(Beginning of Given data)

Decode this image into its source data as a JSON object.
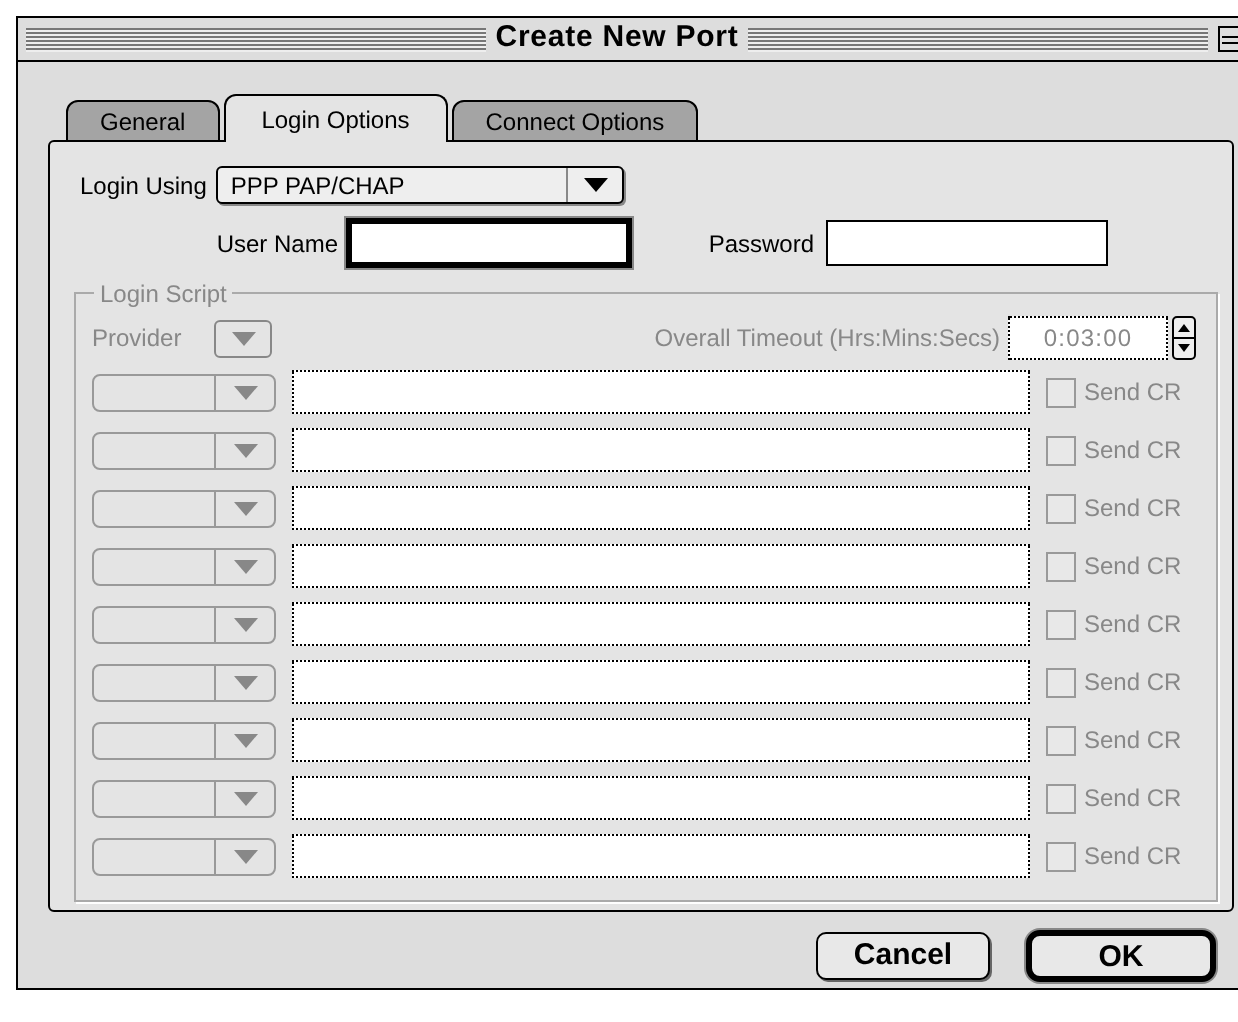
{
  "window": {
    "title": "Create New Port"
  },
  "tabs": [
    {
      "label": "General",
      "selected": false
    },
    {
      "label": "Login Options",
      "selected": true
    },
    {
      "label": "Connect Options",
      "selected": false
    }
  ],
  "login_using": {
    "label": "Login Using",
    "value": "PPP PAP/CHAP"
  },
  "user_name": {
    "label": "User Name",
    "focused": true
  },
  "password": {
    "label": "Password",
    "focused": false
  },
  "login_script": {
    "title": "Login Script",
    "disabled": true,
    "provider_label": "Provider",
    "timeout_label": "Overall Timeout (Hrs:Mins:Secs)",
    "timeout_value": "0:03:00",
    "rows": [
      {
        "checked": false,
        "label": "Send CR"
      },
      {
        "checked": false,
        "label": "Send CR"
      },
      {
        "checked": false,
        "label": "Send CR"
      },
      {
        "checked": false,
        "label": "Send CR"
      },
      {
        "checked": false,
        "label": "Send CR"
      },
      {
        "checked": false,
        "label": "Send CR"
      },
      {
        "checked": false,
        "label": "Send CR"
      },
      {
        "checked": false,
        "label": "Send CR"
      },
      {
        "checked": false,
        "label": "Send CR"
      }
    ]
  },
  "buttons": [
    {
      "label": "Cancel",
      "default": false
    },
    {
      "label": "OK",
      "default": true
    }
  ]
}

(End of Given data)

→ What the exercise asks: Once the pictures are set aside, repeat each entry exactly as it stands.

→ Solution for this problem:
Decode this image into its source data as a JSON object.
{
  "window": {
    "title": "Create New Port"
  },
  "tabs": [
    {
      "label": "General",
      "selected": false
    },
    {
      "label": "Login Options",
      "selected": true
    },
    {
      "label": "Connect Options",
      "selected": false
    }
  ],
  "login_using": {
    "label": "Login Using",
    "value": "PPP PAP/CHAP"
  },
  "user_name": {
    "label": "User Name",
    "focused": true
  },
  "password": {
    "label": "Password",
    "focused": false
  },
  "login_script": {
    "title": "Login Script",
    "disabled": true,
    "provider_label": "Provider",
    "timeout_label": "Overall Timeout (Hrs:Mins:Secs)",
    "timeout_value": "0:03:00",
    "rows": [
      {
        "checked": false,
        "label": "Send CR"
      },
      {
        "checked": false,
        "label": "Send CR"
      },
      {
        "checked": false,
        "label": "Send CR"
      },
      {
        "checked": false,
        "label": "Send CR"
      },
      {
        "checked": false,
        "label": "Send CR"
      },
      {
        "checked": false,
        "label": "Send CR"
      },
      {
        "checked": false,
        "label": "Send CR"
      },
      {
        "checked": false,
        "label": "Send CR"
      },
      {
        "checked": false,
        "label": "Send CR"
      }
    ]
  },
  "buttons": [
    {
      "label": "Cancel",
      "default": false
    },
    {
      "label": "OK",
      "default": true
    }
  ]
}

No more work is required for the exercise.